References to Physical TSCM

In regard to interception of communications, the law references “any electronic, mechanical, or other device”. The violation of privacy statute references devices more specifically, as any device for the purpose of observing, photographing, recording, amplifying, broadcasting, or in any way transmitting images or sounds. We assess that, by these definitions, the law covers all available physical surveillance devices.

References to Cyber TSCM

The law specifically addresses telecommunications and oral communications, unlike other states, that address either oral and wire communications, or oral, wire and electronic communications. We believe that the term “telecommunications” includes digital media and subsequently, cyber means of intercepting digital transfers, although the law does not specifically mention this.

Criminal implications

Violations of the interception statute are class B felonies, while violations of privacy statute are class A misdemeanors.

Civil implications

Any person whose in-person conversation or electronic communication has been recorded or disclosed in violation of the law can bring a civil suit to recover the greater of actual damages, $100 a day for each day of violation or $1,000, and can recover punitive damages, attorney’s fees and court costs as well.

Code excerpts

N.H. Rev. Stat. Ann. 570-A:2[1] Interception and Disclosure of Telecommunication or Oral Communications Prohibited.

  1. A person is guilty of a class B felony if, except as otherwise specifically provided in this chapter or without the consent of all parties to the communication, the person:

(a) Wilfully intercepts, endeavors to intercept, or procures any other person to intercept or endeavor to intercept, any telecommunication or oral communication;

(b) Wilfully uses, endeavors to use, or procures any other person to use or endeavor to use any electronic, mechanical, or other device to intercept any oral communication when:

(1) Such device is affixed to, or otherwise transmits a signal through, a wire, cable, or other like connection used in telecommunication, or

(2) Such device transmits communications by radio, or interferes with the transmission of such communication, or

(3) Such use or endeavor to use (A) takes place on premises of any business or other commercial establishment, or (B) obtains or is for the purpose of obtaining information relating to the operations of any business or other commercial establishment; or

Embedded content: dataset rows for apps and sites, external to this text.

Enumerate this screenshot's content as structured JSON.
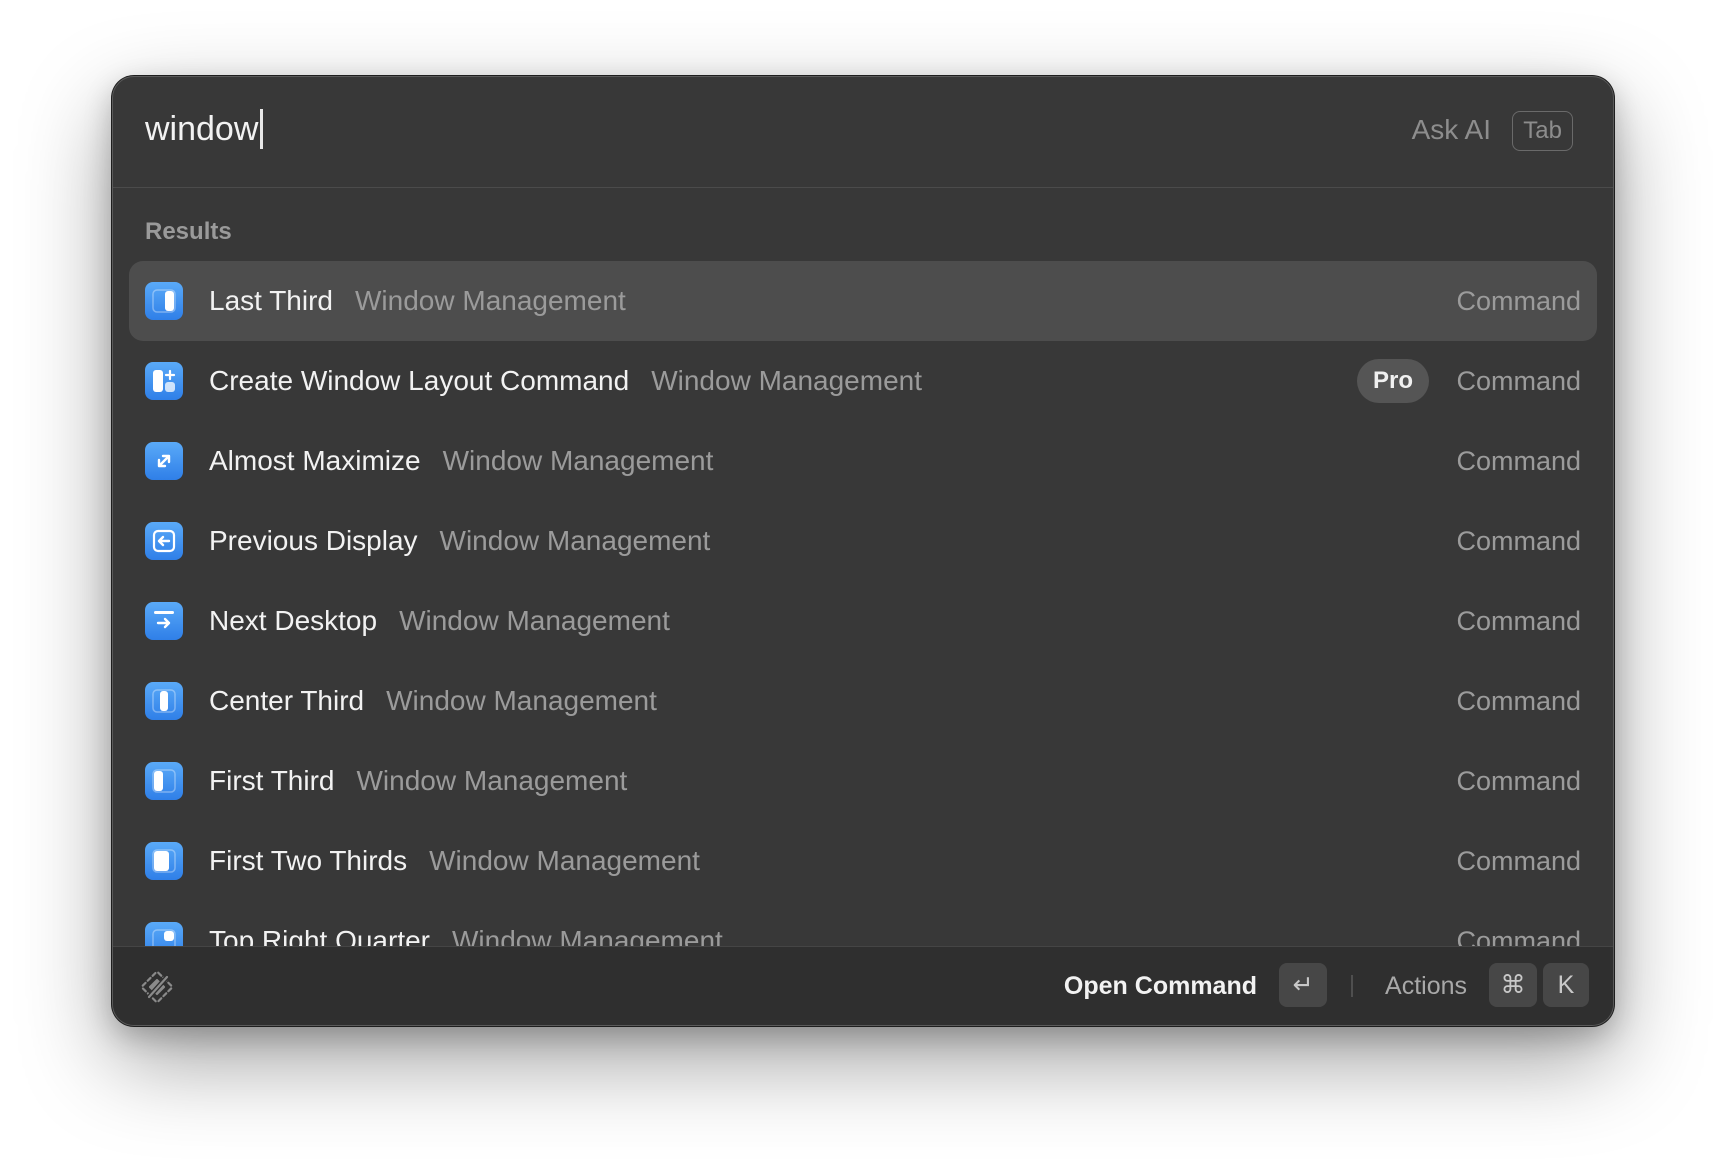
{
  "search": {
    "query": "window",
    "ask_ai_label": "Ask AI",
    "tab_key": "Tab"
  },
  "results": {
    "section_title": "Results",
    "items": [
      {
        "title": "Last Third",
        "subtitle": "Window Management",
        "type": "Command",
        "icon": "last-third-icon",
        "selected": true
      },
      {
        "title": "Create Window Layout Command",
        "subtitle": "Window Management",
        "type": "Command",
        "icon": "window-layout-icon",
        "badge": "Pro"
      },
      {
        "title": "Almost Maximize",
        "subtitle": "Window Management",
        "type": "Command",
        "icon": "almost-maximize-icon"
      },
      {
        "title": "Previous Display",
        "subtitle": "Window Management",
        "type": "Command",
        "icon": "previous-display-icon"
      },
      {
        "title": "Next Desktop",
        "subtitle": "Window Management",
        "type": "Command",
        "icon": "next-desktop-icon"
      },
      {
        "title": "Center Third",
        "subtitle": "Window Management",
        "type": "Command",
        "icon": "center-third-icon"
      },
      {
        "title": "First Third",
        "subtitle": "Window Management",
        "type": "Command",
        "icon": "first-third-icon"
      },
      {
        "title": "First Two Thirds",
        "subtitle": "Window Management",
        "type": "Command",
        "icon": "first-two-thirds-icon"
      },
      {
        "title": "Top Right Quarter",
        "subtitle": "Window Management",
        "type": "Command",
        "icon": "top-right-quarter-icon"
      }
    ]
  },
  "footer": {
    "primary_action": "Open Command",
    "enter_key": "↵",
    "actions_label": "Actions",
    "cmd_key": "⌘",
    "k_key": "K"
  },
  "colors": {
    "window_bg": "#383838",
    "selected_row": "#4d4d4d",
    "icon_accent": "#3d8ef0"
  }
}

(c) Wilfully discloses, or endeavors to disclose, to any other person the contents of any telecommunication or oral communication, knowing or having reason to know that the information was obtained through the interception of a telecommunication or oral communication in violation of this paragraph; or

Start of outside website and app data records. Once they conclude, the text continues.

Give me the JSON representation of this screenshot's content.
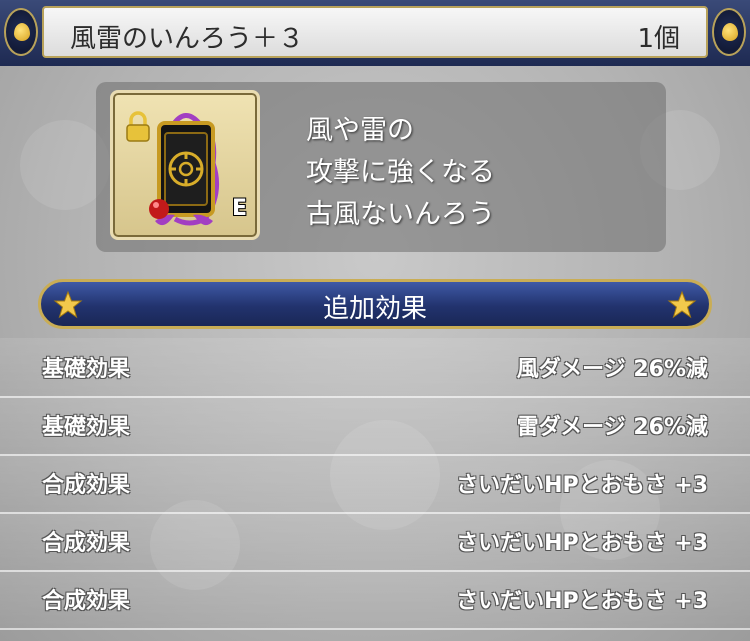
{
  "header": {
    "item_name": "風雷のいんろう＋３",
    "count": "1個"
  },
  "item": {
    "equipped_badge": "E",
    "description": [
      "風や雷の",
      "攻撃に強くなる",
      "古風ないんろう"
    ]
  },
  "section": {
    "title": "追加効果"
  },
  "effects": [
    {
      "label": "基礎効果",
      "value": "風ダメージ 26%減"
    },
    {
      "label": "基礎効果",
      "value": "雷ダメージ 26%減"
    },
    {
      "label": "合成効果",
      "value": "さいだいHPとおもさ +3"
    },
    {
      "label": "合成効果",
      "value": "さいだいHPとおもさ +3"
    },
    {
      "label": "合成効果",
      "value": "さいだいHPとおもさ +3"
    }
  ],
  "colors": {
    "header_dark": "#1e2a52",
    "banner_blue": "#22336e",
    "gold_trim": "#c9ad55",
    "icon_frame": "#e8d9a6",
    "star_gold": "#f2c94c"
  },
  "icons": {
    "header_left": "slime-drop-icon",
    "header_right": "slime-drop-icon",
    "item": "inro-charm-icon",
    "lock": "lock-icon",
    "banner_left": "star-icon",
    "banner_right": "star-icon"
  }
}
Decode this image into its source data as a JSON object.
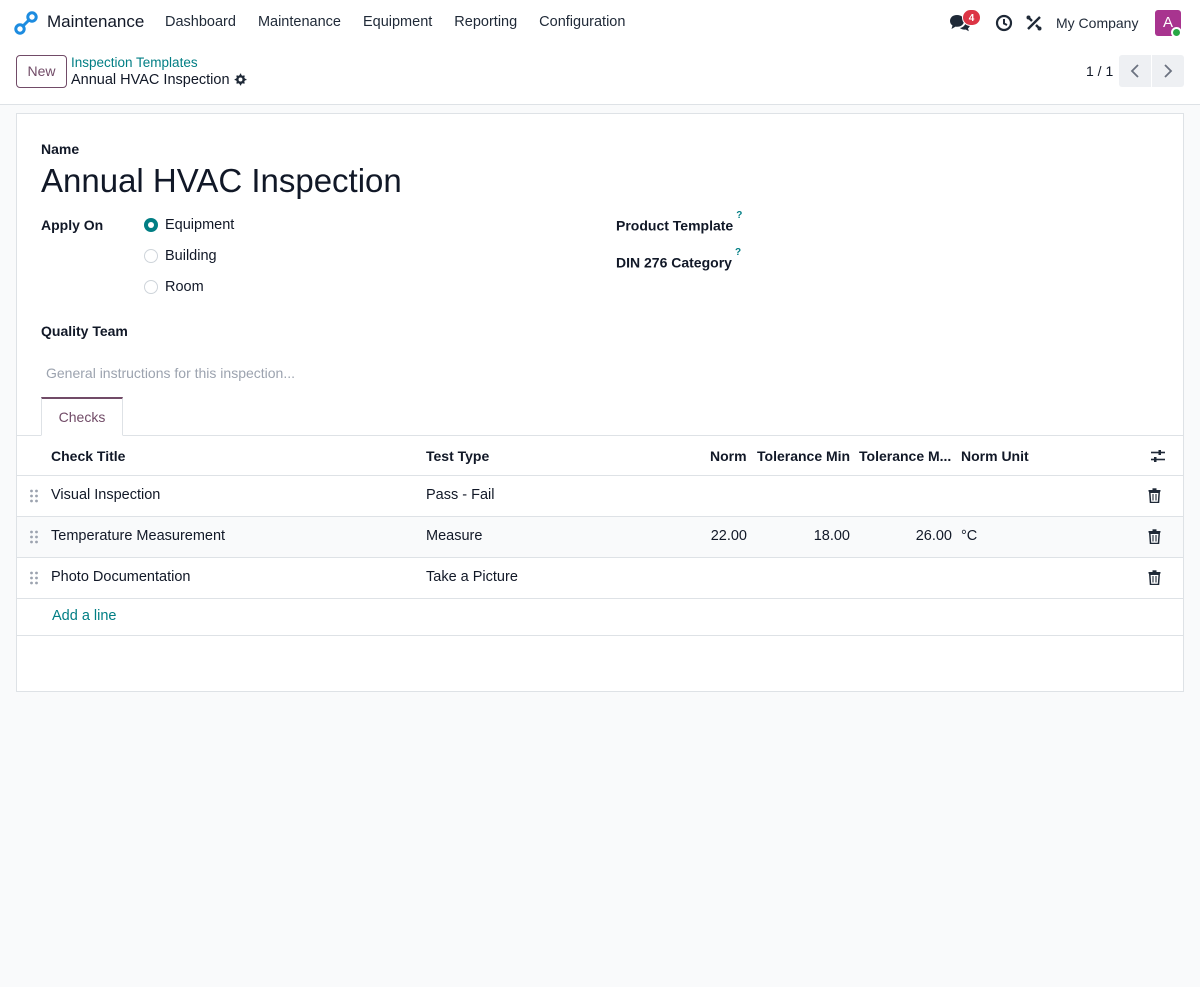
{
  "navbar": {
    "app_name": "Maintenance",
    "menu": [
      "Dashboard",
      "Maintenance",
      "Equipment",
      "Reporting",
      "Configuration"
    ],
    "chat_badge": "4",
    "company": "My Company",
    "avatar_letter": "A",
    "icons": [
      "app-logo-icon",
      "chat-icon",
      "clock-icon",
      "tools-icon"
    ]
  },
  "control_panel": {
    "new_label": "New",
    "breadcrumb_parent": "Inspection Templates",
    "breadcrumb_current": "Annual HVAC Inspection",
    "pager": "1 / 1"
  },
  "form": {
    "name_label": "Name",
    "name_value": "Annual HVAC Inspection",
    "apply_on_label": "Apply On",
    "apply_on_options": [
      {
        "label": "Equipment",
        "checked": true
      },
      {
        "label": "Building",
        "checked": false
      },
      {
        "label": "Room",
        "checked": false
      }
    ],
    "product_template_label": "Product Template",
    "din_category_label": "DIN 276 Category",
    "help_mark": "?",
    "quality_team_label": "Quality Team",
    "notes_placeholder": "General instructions for this inspection..."
  },
  "tabs": [
    "Checks"
  ],
  "checks_table": {
    "columns": [
      "Check Title",
      "Test Type",
      "Norm",
      "Tolerance Min",
      "Tolerance M...",
      "Norm Unit"
    ],
    "rows": [
      {
        "title": "Visual Inspection",
        "test_type": "Pass - Fail",
        "norm": "",
        "tol_min": "",
        "tol_max": "",
        "unit": ""
      },
      {
        "title": "Temperature Measurement",
        "test_type": "Measure",
        "norm": "22.00",
        "tol_min": "18.00",
        "tol_max": "26.00",
        "unit": "°C"
      },
      {
        "title": "Photo Documentation",
        "test_type": "Take a Picture",
        "norm": "",
        "tol_min": "",
        "tol_max": "",
        "unit": ""
      }
    ],
    "add_line_label": "Add a line"
  },
  "colors": {
    "brand_purple": "#714b67",
    "accent_teal": "#017e84",
    "badge_red": "#dc3545",
    "avatar_magenta": "#a8348f",
    "online_green": "#28a745"
  }
}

(d) Willfully uses, or endeavors to use, the contents of any telecommunication or oral communication, knowing or having reason to know that the information was obtained through the interception of a telecommunication or oral communication in violation of this paragraph.

N.H. Rev. Stat. Ann. 644:9[2] Violation of Privacy.

  1. A person is guilty of a class A misdemeanor if such person unlawfully and without the consent of the persons entitled to privacy therein, installs or uses:

(a) Any device for the purpose of observing, photographing, recording, amplifying, broadcasting, or in any way transmitting images or sounds of the private body parts of a person

(b) In any private place, any device for the purpose of observing, photographing, recording, amplifying or broadcasting, or in any way transmitting images or sounds in such place; or

(c) Outside a private place, any device for the purpose of hearing, recording, amplifying, broadcasting, observing, or in any way transmitting images, location, movement, or sounds originating in such place which would not ordinarily be audible, visible, or comprehensible outside such place.

  1. As used in this section, “private place” means a place where one may reasonably expect to be safe from surveillance including public restrooms, locker rooms, the interior of one’s dwelling place, or any place where a person’s private body parts including genitalia, buttocks, or female breasts may be exposed.
  2. A person is guilty of a misdemeanor if such person knowingly enters any residential curtilage, as defined in RSA 627:9, I, or any other private place as defined in paragraph II of this section, without lawful authority and looks into the residential structure thereon or other private place with no legitimate purpose.

 

 

[1] Source: http://www.gencourt.state.nh.us/rsa/html/lviii/570-a/570-a-2.htm

[2] Source: http://www.gencourt.state.nh.us/rsa/html/LXII/644/644-9.htm